In response to James Whalen’s opinion in the Sept. 18 Wednesday Journal [‘Acoustical litter’ is a health risk, Viewpoints], I’d like to add that leaf blowers contribute to particle pollution in the air due to their dirty exhaust and simple nature of blowing around debris at up to 200 mph. The ALA (American Lung Association) states that short-term increases in particle pollution have been linked to death from respiratory and cardiovascular causes, including strokes; increased mortality in infants and young children; increased numbers of heart attacks, especially among the elderly or those with heart conditions; inflammation of lung tissue in young, healthy adults; increased emergency room visits for patients suffering from acute respiratory ailments; increased hospitalization for asthma among children; and increased severity of asthma attacks in children.
So, as our eco-minded Oak Park community continues to do all the wonderful things like set out rain barrels to recycle water, re-use shopping bags, drive efficient vehicles, and grow native plants in our yards to attract butterflies, we should also pay closer attention to the daily assault of fossil-fuel-burning, outdated combustion engine-type leaf blowers.
If it costs a little more per month to ask our landscaping professionals to find alternative ways to clean up, we should be willing to pay it, for the sake of everyone’s health. These types of engines have been banned in some waterways because of the pollution they cause to aquatic life. But every day for roughly nine months out of the year in this region, we are still tolerating these “aural monstrosities” as Mr. Whalen describes them, on our own front lawns.
The village of Oak Park has a noise ordinance that pertains to leaf blowers, but because of an omission pertaining to specific noise levels, the ordinance has little value.
As Mr. Whalen points out, other communities have taken their residents’ health and noise concerns seriously, by completely banning gas leaf blowers. Surely there is something that our village officials can do to update its policies regarding these machines, but in the meantime we can all make better choices when it comes to lawn care and our health.

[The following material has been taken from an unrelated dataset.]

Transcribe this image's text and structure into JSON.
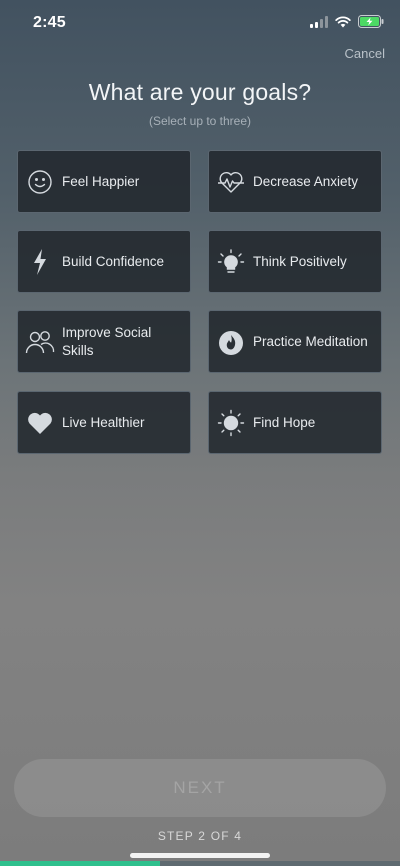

Our village asks us to join the international movement to eliminate single-use plastics. Let’s take that same mindset and use alternative ways to maintain the yards our kids play on.